# Data excerpts
= = = = = = =

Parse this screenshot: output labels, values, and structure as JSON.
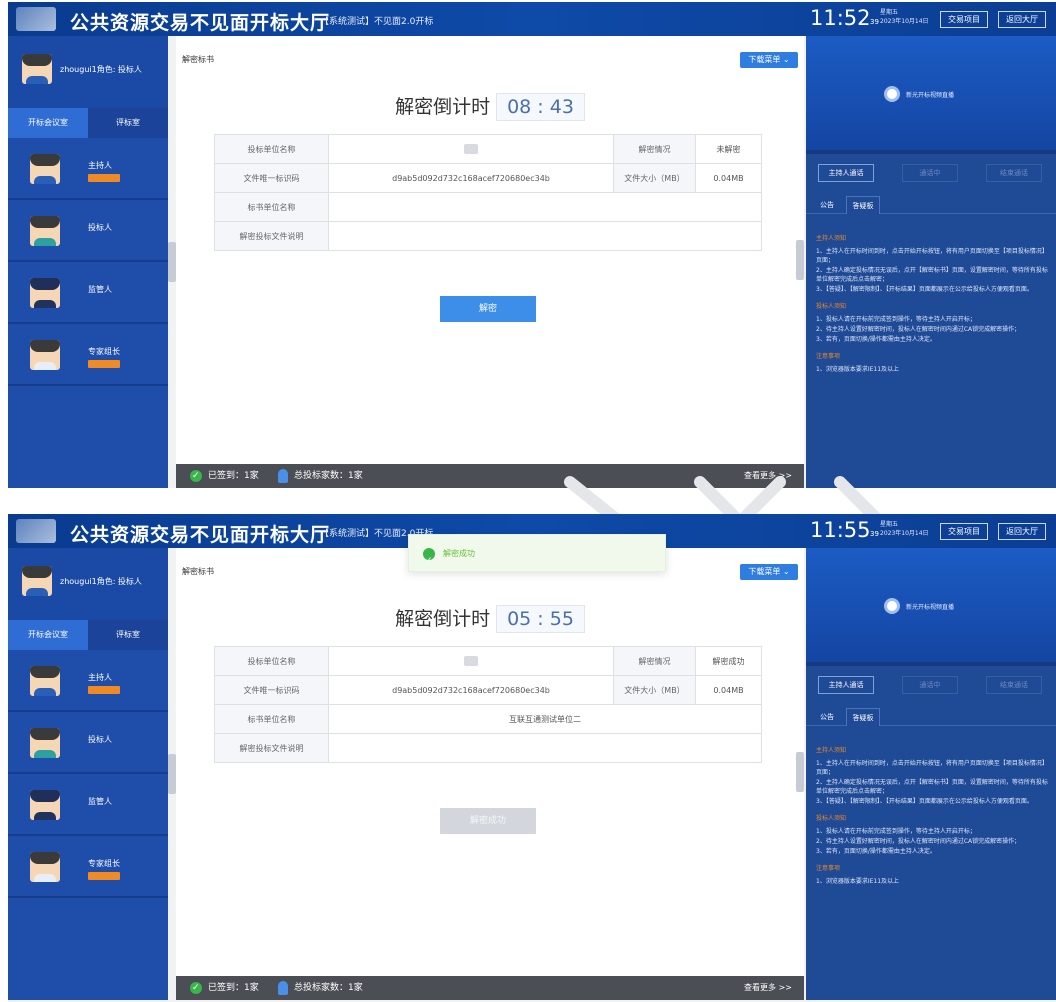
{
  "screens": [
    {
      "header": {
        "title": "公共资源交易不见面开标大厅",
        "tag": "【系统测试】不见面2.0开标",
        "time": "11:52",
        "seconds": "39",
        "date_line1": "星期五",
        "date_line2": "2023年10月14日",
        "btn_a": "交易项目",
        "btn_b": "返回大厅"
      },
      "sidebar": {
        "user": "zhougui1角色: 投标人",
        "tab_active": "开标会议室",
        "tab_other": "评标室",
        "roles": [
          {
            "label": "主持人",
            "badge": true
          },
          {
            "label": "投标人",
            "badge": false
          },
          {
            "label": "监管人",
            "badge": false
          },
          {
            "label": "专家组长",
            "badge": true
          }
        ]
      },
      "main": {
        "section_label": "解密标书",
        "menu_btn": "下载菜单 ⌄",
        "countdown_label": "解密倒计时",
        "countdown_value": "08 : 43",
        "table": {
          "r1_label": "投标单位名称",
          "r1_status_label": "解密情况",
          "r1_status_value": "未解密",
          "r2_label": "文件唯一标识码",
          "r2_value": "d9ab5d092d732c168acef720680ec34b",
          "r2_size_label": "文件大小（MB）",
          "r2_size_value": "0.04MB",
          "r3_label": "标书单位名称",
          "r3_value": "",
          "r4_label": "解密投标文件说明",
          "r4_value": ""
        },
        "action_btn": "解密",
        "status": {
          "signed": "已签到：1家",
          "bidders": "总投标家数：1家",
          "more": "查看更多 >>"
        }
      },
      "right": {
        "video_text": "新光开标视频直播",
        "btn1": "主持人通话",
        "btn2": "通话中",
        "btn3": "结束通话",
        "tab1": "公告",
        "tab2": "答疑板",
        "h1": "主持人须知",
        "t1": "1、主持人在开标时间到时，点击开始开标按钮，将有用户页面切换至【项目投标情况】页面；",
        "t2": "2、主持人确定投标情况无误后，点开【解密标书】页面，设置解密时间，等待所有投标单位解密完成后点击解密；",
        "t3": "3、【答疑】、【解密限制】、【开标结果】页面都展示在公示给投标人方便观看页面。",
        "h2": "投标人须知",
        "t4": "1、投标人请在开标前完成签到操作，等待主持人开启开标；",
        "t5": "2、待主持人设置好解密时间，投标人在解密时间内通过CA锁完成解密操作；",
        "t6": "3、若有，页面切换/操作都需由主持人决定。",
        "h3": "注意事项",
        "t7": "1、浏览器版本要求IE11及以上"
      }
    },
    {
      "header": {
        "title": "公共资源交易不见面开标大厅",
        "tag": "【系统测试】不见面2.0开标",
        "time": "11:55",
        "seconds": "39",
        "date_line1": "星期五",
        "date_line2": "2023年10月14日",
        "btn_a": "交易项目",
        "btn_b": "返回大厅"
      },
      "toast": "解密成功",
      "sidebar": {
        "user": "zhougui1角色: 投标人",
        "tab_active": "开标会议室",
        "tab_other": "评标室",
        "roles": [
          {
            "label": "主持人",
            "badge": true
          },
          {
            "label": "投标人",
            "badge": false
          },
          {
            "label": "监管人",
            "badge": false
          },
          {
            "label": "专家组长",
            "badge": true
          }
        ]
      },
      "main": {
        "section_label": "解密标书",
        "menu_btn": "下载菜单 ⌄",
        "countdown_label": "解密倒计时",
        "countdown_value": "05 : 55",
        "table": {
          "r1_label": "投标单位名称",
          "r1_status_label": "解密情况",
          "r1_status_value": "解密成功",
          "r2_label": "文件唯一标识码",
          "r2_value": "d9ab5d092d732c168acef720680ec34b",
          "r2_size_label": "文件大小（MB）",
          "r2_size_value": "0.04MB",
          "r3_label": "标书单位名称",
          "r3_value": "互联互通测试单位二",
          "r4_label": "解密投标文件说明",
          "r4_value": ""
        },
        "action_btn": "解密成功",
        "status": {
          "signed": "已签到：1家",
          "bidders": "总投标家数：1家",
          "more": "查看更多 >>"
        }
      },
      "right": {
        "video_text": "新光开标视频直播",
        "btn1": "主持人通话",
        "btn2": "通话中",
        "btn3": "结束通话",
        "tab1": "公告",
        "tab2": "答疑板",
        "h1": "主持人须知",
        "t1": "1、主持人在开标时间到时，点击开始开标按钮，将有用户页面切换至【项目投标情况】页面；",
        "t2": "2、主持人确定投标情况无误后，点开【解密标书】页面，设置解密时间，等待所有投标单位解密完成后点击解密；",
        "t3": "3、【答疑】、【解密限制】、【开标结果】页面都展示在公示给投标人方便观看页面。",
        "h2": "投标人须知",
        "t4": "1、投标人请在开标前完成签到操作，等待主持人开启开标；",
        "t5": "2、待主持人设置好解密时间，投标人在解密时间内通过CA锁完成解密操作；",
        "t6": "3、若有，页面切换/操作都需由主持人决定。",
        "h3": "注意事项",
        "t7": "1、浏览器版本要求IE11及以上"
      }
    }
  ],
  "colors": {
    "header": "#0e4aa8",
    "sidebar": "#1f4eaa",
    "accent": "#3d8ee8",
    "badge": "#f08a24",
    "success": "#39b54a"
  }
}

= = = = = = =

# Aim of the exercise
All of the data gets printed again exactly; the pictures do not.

# Finished exercise
Parse this screenshot: output labels, values, and structure as JSON.
{
  "screens": [
    {
      "header": {
        "title": "公共资源交易不见面开标大厅",
        "tag": "【系统测试】不见面2.0开标",
        "time": "11:52",
        "seconds": "39",
        "date_line1": "星期五",
        "date_line2": "2023年10月14日",
        "btn_a": "交易项目",
        "btn_b": "返回大厅"
      },
      "sidebar": {
        "user": "zhougui1角色: 投标人",
        "tab_active": "开标会议室",
        "tab_other": "评标室",
        "roles": [
          {
            "label": "主持人",
            "badge": true
          },
          {
            "label": "投标人",
            "badge": false
          },
          {
            "label": "监管人",
            "badge": false
          },
          {
            "label": "专家组长",
            "badge": true
          }
        ]
      },
      "main": {
        "section_label": "解密标书",
        "menu_btn": "下载菜单 ⌄",
        "countdown_label": "解密倒计时",
        "countdown_value": "08 : 43",
        "table": {
          "r1_label": "投标单位名称",
          "r1_status_label": "解密情况",
          "r1_status_value": "未解密",
          "r2_label": "文件唯一标识码",
          "r2_value": "d9ab5d092d732c168acef720680ec34b",
          "r2_size_label": "文件大小（MB）",
          "r2_size_value": "0.04MB",
          "r3_label": "标书单位名称",
          "r3_value": "",
          "r4_label": "解密投标文件说明",
          "r4_value": ""
        },
        "action_btn": "解密",
        "status": {
          "signed": "已签到：1家",
          "bidders": "总投标家数：1家",
          "more": "查看更多 >>"
        }
      },
      "right": {
        "video_text": "新光开标视频直播",
        "btn1": "主持人通话",
        "btn2": "通话中",
        "btn3": "结束通话",
        "tab1": "公告",
        "tab2": "答疑板",
        "h1": "主持人须知",
        "t1": "1、主持人在开标时间到时，点击开始开标按钮，将有用户页面切换至【项目投标情况】页面；",
        "t2": "2、主持人确定投标情况无误后，点开【解密标书】页面，设置解密时间，等待所有投标单位解密完成后点击解密；",
        "t3": "3、【答疑】、【解密限制】、【开标结果】页面都展示在公示给投标人方便观看页面。",
        "h2": "投标人须知",
        "t4": "1、投标人请在开标前完成签到操作，等待主持人开启开标；",
        "t5": "2、待主持人设置好解密时间，投标人在解密时间内通过CA锁完成解密操作；",
        "t6": "3、若有，页面切换/操作都需由主持人决定。",
        "h3": "注意事项",
        "t7": "1、浏览器版本要求IE11及以上"
      }
    },
    {
      "header": {
        "title": "公共资源交易不见面开标大厅",
        "tag": "【系统测试】不见面2.0开标",
        "time": "11:55",
        "seconds": "39",
        "date_line1": "星期五",
        "date_line2": "2023年10月14日",
        "btn_a": "交易项目",
        "btn_b": "返回大厅"
      },
      "toast": "解密成功",
      "sidebar": {
        "user": "zhougui1角色: 投标人",
        "tab_active": "开标会议室",
        "tab_other": "评标室",
        "roles": [
          {
            "label": "主持人",
            "badge": true
          },
          {
            "label": "投标人",
            "badge": false
          },
          {
            "label": "监管人",
            "badge": false
          },
          {
            "label": "专家组长",
            "badge": true
          }
        ]
      },
      "main": {
        "section_label": "解密标书",
        "menu_btn": "下载菜单 ⌄",
        "countdown_label": "解密倒计时",
        "countdown_value": "05 : 55",
        "table": {
          "r1_label": "投标单位名称",
          "r1_status_label": "解密情况",
          "r1_status_value": "解密成功",
          "r2_label": "文件唯一标识码",
          "r2_value": "d9ab5d092d732c168acef720680ec34b",
          "r2_size_label": "文件大小（MB）",
          "r2_size_value": "0.04MB",
          "r3_label": "标书单位名称",
          "r3_value": "互联互通测试单位二",
          "r4_label": "解密投标文件说明",
          "r4_value": ""
        },
        "action_btn": "解密成功",
        "status": {
          "signed": "已签到：1家",
          "bidders": "总投标家数：1家",
          "more": "查看更多 >>"
        }
      },
      "right": {
        "video_text": "新光开标视频直播",
        "btn1": "主持人通话",
        "btn2": "通话中",
        "btn3": "结束通话",
        "tab1": "公告",
        "tab2": "答疑板",
        "h1": "主持人须知",
        "t1": "1、主持人在开标时间到时，点击开始开标按钮，将有用户页面切换至【项目投标情况】页面；",
        "t2": "2、主持人确定投标情况无误后，点开【解密标书】页面，设置解密时间，等待所有投标单位解密完成后点击解密；",
        "t3": "3、【答疑】、【解密限制】、【开标结果】页面都展示在公示给投标人方便观看页面。",
        "h2": "投标人须知",
        "t4": "1、投标人请在开标前完成签到操作，等待主持人开启开标；",
        "t5": "2、待主持人设置好解密时间，投标人在解密时间内通过CA锁完成解密操作；",
        "t6": "3、若有，页面切换/操作都需由主持人决定。",
        "h3": "注意事项",
        "t7": "1、浏览器版本要求IE11及以上"
      }
    }
  ],
  "colors": {
    "header": "#0e4aa8",
    "sidebar": "#1f4eaa",
    "accent": "#3d8ee8",
    "badge": "#f08a24",
    "success": "#39b54a"
  }
}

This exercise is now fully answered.